AN OFF-OFF-BROADWAY REVIEW
The applause from a sold-out audience enjoying the family friendly comedy “How Alfo Learned to Love Women” last week (at the National Opera-America Center) should reassure all Italian-American dramatists that you don’t need gangsters, molls, or mob bosses to draw a crowd. Like the character Guido Contini in “Nine” by Mario Fratti, New York City playwright Vincent Amelio’s frisky Alfo Idello has an addiction to women. The dilemma Alfo faces is that he must get married to inherit the family’s Italian bakery and continue the tradition of his grandfather, the founder of the Idello Bakery.
There are two protagonists to root for — — Alfo (Christian Thom) and Grandpa Idello (the magnificent scene-stealing Armen Garo) — — each driving the narrative, though Grandpa‘s goal seems to have more urgency. Fortunately, he’s wise enough to guide his confused grandson towards his childhood crush Gianna Gionfrida (Danielle Guldin, a screen actress making a vibrant stage debut).

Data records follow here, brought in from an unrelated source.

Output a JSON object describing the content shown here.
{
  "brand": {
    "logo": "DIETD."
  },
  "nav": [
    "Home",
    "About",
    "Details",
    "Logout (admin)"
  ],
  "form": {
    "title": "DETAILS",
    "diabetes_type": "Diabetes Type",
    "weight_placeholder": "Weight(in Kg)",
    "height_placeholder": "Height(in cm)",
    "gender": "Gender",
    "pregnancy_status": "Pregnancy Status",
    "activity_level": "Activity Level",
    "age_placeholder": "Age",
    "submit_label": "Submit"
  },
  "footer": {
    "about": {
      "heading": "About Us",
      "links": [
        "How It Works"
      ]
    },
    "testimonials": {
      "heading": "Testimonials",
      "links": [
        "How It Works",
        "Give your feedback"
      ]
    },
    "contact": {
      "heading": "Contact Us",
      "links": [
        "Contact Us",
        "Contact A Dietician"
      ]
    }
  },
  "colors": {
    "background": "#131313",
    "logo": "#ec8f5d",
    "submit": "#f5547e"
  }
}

Earlier versions of “How Alfo Learned to Love Women” had full productions at the Sanford Meisner Theater, at Adelphi University, and in the 2010 New York City International Fringe Festival. However, the two most fascinating characters, Grandpa and Gianna, are newcomers to the script, making it a romantic comedy.
A theatre review by Pamela Butler on August 17, 2010 revealed that the New York Fringe’s “Alfo” was “presented as a loose chronological biography, highlighting scenes from a young man’s life in a sort of psychological pursuit of some truth.” In that production four years ago, three actors portrayed Alfo: Bobby Lunden as ten-year-old Alfo, Erez Rose as his teenage self, and Tim Douglas as the 41-year-old grown-up. The New York Post hailed the play as “a terrific tale of family and baseball and life.”
Vincent Amelio explained, “I wrote ‘How Alfo Learned to Love Women’ in a burst of energy in 5 weeks when I was 37 years old and a lost, searching, confused bachelor living alone in my studio in Manhattan. The play healed me of my commitment issues. I simply wrote my pain and my passions into the play. Years later, I am married with a family.” In his view, “The play comes down to one statement: A man who adores women cannot find the one woman he is meant to love forever.”
Since the two new characters, Grandpa and Gianna, were so well-received, they will probably become mainstays as the script continues to evolve and coalesce. In its present form, rough patches abound. For instance, when the three Idello males have their only scene together, Sal Idello (Gordon Silva) explains to Alfo that his grandfather came to America with a few dollars but he had vision, however, what could have been a meaningful exchange deteriorates into slapstick; Grandpa’s lame asides — — “Vision? I wore glasses?” and “I wasn’t penniless! My brother lent me $5,000!” — — merely add dead air to a play that’s over two hours (and feels longer).
Certain intervals are engaging such as the pizza monologue by Alfo’s best buddy Tony Vallone (Peter Caporal). But other bits are predictable yawns such as a bad date (with actress Rebekah Madebach) and tepid moments with Alfo’s therapist Dr. Patti (Kelli K. Barnett). And most of the Idello family members are under-used such as Alfo’s sister Belinda (Sylvie Preston) and mother Maria (Joanna Bonaro); it might be insightful to know why the friends Belinda and Gianna had a falling out, and a scene showing Alfo discussing relationships with his mother could illuminate his problems with commitment. Although the romantic scenes with Gianna and Alfo strike a good note, these often drag on and wear out the charm.
Three cast members came to the project through the director Robert Funaro, whose multi-season run in HBO’s “Sopranos” elicited rave reviews. Funaro said, “I was inspired to direct Alfo by the Italian film director Federico Fellini’s film Amacord. Alfo will make you laugh and cry, which all great theater does. It’s a universal theme which resonates throughout time of the passing on of one family’s legacy to the next generation. Yet more importantly without someone to love, Alfo realizes he has nothing to live for.”
Joanna Bonaro was introduced to Funaro by Vincent Pastore, who played Salvatore “Big Pussy” Bonpensiero on the HBO crime family hit; in 2012 they had worked together in “Saved by the Pole,” an original web series. In addition to her recent stage work in Manhattan in “Diamond Lil” and “Alfo,” the versatile actress has been seen this year during primetime in “Black Box” and on HBO’s “Boardwalk Empire,” and she has taped episodes for “Mozart in the Jungle,” a mini-series “Show Me a Hero,” and other co-starring roles. Bonaro enjoyed the way Amelio’s play portrays blue collar individuals and focuses on family relationships.
Since the plan is to bring this production to an Off-Broadway residence in the coming months, if you missed “Alfo’s” final performance on November 6, 2014, look for its next outing.
Web Site for the show: http://www.howalfolearnedtolovewomen.com/home.html